Last year, it was expected that the Russian MoD would cut the funds allocated for the carrier repairs and upgrades by 50 percent reducing the overall scope of the modernization the warship will undergo. As of now, the detailed budget for the refit has not been revealed but is estimated to be around $400-600 million.

As a result of the budget cuts, the carrier’s electronic warfare, communication, intelligence, navigation, and combat control systems will likely not be undergoing modernization. Most work will be confined to the Kuznetsov’s flight deck and its propulsion systems including replacing four out of the carrier’s eight turbo-pressurized boilers while refitting the remaining four.

As I reported previously, even if a repair contract will be inked by the end of the month, the three-year timeframe may be not realistic for multiple reasons:

All Soviet carriers were constructed in Ukraine and Russia has lost valuable expertise and technology — particularly surface ship propulsion technology — due to the ongoing crisis in Ukraine. Russia, however, has recently overhauled and modernized a Kiev-class carrier-cruiser for the Indian Navy and gained valuable insights into carrier building techniques through that process. This expertise will prove helpful in overhauling the Admiral Kuznetsov.

Nonetheless, it is unclear how much of that expertise can filter into the work on the Kuznetsov.
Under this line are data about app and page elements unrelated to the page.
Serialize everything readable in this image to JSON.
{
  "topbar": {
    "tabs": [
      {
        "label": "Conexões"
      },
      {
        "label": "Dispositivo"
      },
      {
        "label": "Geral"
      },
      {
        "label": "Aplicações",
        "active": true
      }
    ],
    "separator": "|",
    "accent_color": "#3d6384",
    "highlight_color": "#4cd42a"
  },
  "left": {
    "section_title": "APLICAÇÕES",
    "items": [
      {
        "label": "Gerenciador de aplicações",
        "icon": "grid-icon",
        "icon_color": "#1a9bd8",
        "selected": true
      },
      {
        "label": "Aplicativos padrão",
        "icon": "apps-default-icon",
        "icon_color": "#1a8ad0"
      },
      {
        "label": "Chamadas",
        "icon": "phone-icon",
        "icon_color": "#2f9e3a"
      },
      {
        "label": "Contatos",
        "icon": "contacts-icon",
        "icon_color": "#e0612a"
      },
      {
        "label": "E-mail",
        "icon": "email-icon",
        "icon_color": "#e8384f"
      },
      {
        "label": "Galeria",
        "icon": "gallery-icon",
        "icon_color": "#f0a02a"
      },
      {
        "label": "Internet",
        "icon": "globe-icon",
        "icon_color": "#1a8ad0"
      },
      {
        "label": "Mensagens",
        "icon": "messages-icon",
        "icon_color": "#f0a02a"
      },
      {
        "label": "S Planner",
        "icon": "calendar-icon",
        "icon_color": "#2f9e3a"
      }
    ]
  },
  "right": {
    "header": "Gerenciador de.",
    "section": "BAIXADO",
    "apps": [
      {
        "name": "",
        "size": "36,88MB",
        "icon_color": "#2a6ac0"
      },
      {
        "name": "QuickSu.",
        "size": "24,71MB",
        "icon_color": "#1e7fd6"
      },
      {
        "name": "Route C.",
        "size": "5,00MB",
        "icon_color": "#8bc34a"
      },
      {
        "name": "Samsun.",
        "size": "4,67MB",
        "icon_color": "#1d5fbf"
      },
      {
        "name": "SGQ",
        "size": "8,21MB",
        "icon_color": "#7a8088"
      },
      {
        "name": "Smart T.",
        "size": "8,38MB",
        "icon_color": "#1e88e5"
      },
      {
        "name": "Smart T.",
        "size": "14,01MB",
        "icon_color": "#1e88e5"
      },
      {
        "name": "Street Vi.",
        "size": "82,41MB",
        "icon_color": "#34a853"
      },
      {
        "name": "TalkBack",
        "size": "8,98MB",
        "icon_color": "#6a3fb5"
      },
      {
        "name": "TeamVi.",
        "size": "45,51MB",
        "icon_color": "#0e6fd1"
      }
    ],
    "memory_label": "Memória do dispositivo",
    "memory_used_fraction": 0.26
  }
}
The carrier, capable of carrying of up to 41 aircraft — including Su-33 air superiority fighters, MiG-29K/KUB fighter aircraft, and Kamov Ka-27, Ka-31, and Ka-52K helicopters — has never been deployed for longer than six months and has a history of breaking down. Consequently, the Russian Navy’s flagship on its deployments is always followed by a powerful tug boat.